Luxembourg is a strong financial services centre with established infrastructure for insurance companies.


“The expertise, responsiveness and accessibility of the team in charge of our application
file within the Commissariat aux Assurances (CAA) allowed for a relatively fluent application process. We had to address numerous questions from the CAA to complete the application file. However, when the regulator asks pertinent questions exemplifying rigour, accuracy and expertise you may find it painful within the process but it provides comfort as to the quality of supervision of the insurance sector in Luxembourg.”


Schmid says that, insurers have to shoulder the cost of taking matters into their own hands, so that customers are not cut off from their insurance policies and, in the case of life insurers, pensions after Brexit.

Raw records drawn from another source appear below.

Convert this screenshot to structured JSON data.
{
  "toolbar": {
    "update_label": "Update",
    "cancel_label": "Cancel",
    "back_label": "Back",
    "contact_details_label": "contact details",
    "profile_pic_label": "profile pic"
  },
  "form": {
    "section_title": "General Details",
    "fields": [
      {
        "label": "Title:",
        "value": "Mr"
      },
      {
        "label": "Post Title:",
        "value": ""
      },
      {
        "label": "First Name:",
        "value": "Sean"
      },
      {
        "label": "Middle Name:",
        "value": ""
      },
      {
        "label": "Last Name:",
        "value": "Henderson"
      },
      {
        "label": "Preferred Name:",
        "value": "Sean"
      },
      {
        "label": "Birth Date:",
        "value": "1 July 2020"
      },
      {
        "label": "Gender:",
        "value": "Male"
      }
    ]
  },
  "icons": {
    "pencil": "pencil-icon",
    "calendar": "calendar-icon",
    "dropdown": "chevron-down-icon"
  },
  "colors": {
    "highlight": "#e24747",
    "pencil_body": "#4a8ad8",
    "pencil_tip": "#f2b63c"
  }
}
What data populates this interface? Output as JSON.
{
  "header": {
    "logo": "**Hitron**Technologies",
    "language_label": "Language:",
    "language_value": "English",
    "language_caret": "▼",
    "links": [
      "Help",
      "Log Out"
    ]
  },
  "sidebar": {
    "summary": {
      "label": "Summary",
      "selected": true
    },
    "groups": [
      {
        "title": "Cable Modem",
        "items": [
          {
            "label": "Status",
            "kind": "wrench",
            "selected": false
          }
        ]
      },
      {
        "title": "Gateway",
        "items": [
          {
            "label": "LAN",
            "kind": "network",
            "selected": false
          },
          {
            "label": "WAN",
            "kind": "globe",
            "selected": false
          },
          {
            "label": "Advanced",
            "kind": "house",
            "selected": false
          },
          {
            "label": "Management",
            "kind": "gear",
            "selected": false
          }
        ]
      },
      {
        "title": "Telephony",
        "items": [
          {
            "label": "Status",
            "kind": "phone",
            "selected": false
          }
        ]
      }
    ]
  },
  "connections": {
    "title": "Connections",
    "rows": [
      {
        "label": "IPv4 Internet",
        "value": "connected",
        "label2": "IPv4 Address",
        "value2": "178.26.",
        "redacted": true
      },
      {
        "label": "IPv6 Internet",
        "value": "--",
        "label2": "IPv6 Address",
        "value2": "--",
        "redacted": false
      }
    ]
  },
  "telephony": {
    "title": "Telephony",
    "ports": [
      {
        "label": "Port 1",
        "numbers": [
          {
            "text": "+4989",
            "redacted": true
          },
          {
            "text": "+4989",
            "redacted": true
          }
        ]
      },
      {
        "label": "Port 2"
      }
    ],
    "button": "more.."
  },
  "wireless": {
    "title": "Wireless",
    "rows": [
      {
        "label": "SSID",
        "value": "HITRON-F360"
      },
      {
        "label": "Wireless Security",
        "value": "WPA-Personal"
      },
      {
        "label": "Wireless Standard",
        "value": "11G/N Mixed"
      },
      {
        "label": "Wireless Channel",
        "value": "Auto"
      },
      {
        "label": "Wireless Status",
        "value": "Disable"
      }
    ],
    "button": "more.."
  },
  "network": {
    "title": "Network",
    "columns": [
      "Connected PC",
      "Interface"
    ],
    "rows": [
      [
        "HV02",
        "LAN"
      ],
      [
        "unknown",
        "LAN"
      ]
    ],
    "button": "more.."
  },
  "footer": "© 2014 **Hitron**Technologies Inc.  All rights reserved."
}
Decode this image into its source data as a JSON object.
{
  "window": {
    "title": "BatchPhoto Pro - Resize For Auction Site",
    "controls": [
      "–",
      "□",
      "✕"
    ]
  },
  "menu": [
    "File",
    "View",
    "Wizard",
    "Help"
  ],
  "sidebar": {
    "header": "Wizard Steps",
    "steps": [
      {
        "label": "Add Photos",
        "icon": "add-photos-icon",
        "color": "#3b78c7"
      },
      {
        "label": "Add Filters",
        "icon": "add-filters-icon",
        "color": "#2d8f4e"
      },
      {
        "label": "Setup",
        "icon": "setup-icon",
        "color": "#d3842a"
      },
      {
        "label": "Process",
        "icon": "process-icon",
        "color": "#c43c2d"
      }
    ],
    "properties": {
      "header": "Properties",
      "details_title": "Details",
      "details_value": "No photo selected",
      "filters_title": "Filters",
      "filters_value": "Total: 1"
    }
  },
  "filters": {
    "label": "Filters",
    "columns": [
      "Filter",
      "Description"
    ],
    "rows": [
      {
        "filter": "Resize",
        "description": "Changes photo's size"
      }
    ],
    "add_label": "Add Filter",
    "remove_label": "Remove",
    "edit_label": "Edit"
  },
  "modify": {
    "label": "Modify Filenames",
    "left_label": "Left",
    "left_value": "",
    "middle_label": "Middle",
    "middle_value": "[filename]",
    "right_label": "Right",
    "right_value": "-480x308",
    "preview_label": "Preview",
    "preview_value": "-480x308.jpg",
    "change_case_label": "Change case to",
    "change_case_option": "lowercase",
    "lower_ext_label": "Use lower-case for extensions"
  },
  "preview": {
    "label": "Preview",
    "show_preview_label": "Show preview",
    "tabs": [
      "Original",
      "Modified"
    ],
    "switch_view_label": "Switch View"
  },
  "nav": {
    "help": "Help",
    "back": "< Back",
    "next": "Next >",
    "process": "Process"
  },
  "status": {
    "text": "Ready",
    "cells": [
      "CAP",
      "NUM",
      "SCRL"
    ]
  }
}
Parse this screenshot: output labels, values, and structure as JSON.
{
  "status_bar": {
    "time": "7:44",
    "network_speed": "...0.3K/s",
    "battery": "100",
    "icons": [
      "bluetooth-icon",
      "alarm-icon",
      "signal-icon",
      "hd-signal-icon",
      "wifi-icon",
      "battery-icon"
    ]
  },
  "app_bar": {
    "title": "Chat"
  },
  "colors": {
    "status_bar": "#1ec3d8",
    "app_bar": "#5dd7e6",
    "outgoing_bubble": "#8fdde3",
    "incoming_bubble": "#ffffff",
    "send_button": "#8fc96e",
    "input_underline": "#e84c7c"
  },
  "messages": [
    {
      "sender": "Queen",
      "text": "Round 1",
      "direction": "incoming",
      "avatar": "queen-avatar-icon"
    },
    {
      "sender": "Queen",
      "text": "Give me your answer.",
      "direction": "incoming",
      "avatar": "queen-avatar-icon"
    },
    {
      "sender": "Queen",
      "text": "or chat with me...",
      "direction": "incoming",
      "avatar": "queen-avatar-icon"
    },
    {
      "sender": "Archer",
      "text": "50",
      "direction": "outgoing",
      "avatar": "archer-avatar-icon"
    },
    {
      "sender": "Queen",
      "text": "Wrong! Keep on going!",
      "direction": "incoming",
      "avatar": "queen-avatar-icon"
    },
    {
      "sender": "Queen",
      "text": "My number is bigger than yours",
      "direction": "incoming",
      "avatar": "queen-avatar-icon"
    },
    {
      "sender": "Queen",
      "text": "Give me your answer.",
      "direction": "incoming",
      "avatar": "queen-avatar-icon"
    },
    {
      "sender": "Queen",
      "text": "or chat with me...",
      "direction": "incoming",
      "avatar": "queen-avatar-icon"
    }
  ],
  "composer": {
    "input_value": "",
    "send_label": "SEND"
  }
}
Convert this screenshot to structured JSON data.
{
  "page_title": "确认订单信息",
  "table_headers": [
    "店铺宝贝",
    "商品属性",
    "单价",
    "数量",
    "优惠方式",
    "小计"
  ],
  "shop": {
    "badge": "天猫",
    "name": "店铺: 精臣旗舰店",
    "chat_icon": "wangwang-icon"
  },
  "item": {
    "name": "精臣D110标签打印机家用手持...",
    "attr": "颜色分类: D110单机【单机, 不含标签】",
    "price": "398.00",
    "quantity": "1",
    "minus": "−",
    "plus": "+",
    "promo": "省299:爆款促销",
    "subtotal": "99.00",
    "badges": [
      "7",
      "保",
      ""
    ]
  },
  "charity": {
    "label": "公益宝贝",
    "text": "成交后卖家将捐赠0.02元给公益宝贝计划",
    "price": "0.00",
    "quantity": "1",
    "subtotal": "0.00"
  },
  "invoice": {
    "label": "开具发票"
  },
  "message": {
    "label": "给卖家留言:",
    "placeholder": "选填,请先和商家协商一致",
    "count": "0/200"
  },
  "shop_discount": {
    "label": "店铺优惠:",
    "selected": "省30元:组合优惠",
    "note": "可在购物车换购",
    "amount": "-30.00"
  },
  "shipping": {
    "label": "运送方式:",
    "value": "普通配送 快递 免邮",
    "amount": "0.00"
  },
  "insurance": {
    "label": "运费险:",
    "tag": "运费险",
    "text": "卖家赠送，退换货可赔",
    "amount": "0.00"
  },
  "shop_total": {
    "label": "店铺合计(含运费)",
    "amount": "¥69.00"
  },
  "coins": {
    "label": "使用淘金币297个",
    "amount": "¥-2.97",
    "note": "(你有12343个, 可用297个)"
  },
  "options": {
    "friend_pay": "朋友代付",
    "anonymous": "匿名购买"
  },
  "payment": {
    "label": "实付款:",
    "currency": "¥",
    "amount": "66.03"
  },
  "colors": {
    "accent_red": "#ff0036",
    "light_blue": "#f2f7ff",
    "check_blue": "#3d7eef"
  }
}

“We have executed contingency plans to ensure cross-border contracts are honoured in any eventuality, even if there is a no-deal Brexit. On January 1, 2019, we transferred
the existing policies with EEA risk exposure to Hiscox SA via a legal process called a
Part VII transfer. The main aim of this court sanctioned legal transfer is to ensure the process runs smoothly for brokers and policyholders, with contract certainty and coverage continuity.”

Like others, preparing for Brexit has been a lengthy and complex exercise for Hiscox but the insurer is gearing up to take advantage of newly emerging opportunities.
“Brexit has been a unique opportunity for Hiscox to shape its future European business through a simpler corporate structure as a result of having a new centre of excellence in Luxembourg. The assurance functions we have established in Luxembourg are part of a robust governance and control structure of Hiscox SA and will ensure we develop new business in Europe and continue to thrive.”